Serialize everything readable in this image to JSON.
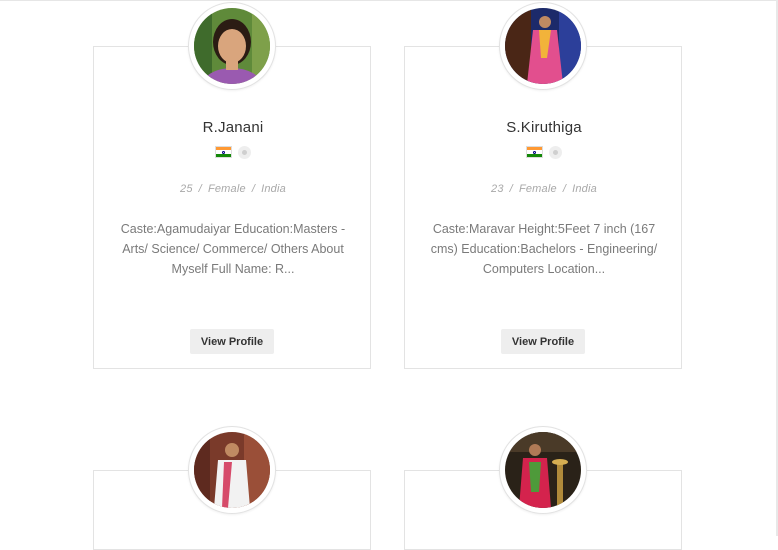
{
  "profiles": [
    {
      "name": "R.Janani",
      "age": "25",
      "gender": "Female",
      "country": "India",
      "description": "Caste:Agamudaiyar Education:Masters - Arts/ Science/ Commerce/ Others About Myself Full Name: R...",
      "button_label": "View Profile",
      "flag_icon": "india-flag-icon",
      "status_icon": "offline-status-icon"
    },
    {
      "name": "S.Kiruthiga",
      "age": "23",
      "gender": "Female",
      "country": "India",
      "description": "Caste:Maravar Height:5Feet 7 inch (167 cms) Education:Bachelors - Engineering/ Computers Location...",
      "button_label": "View Profile",
      "flag_icon": "india-flag-icon",
      "status_icon": "offline-status-icon"
    }
  ],
  "meta_separator": "/",
  "colors": {
    "name_text": "#333333",
    "meta_text": "#a8a8a8",
    "desc_text": "#7a7a7a",
    "button_bg": "#eeeeee",
    "card_border": "#e3e3e3"
  }
}
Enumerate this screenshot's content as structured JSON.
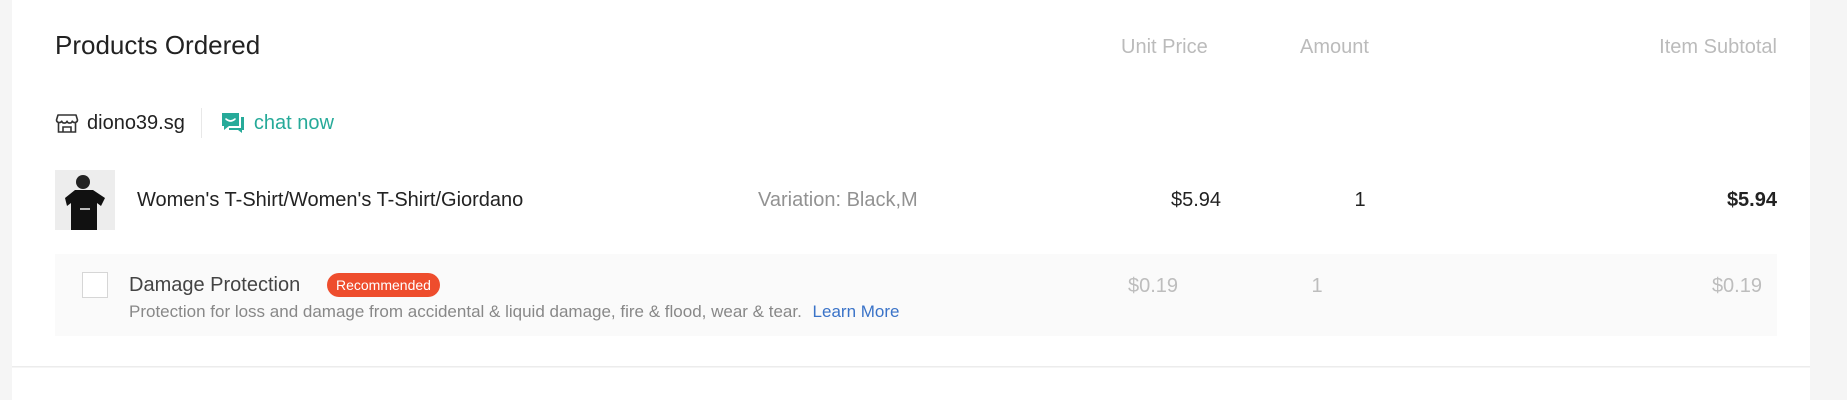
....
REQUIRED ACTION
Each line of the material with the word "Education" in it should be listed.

EXERCISE OUTPUT
      "description": "Caste:Agamudaiyar Education:Masters - Arts/ Science/ Commerce/ Others About Myself Full Name: R...",
      "description": "Caste:Maravar Height:5Feet 7 inch (167 cms) Education:Bachelors - Engineering/ Computers Location...",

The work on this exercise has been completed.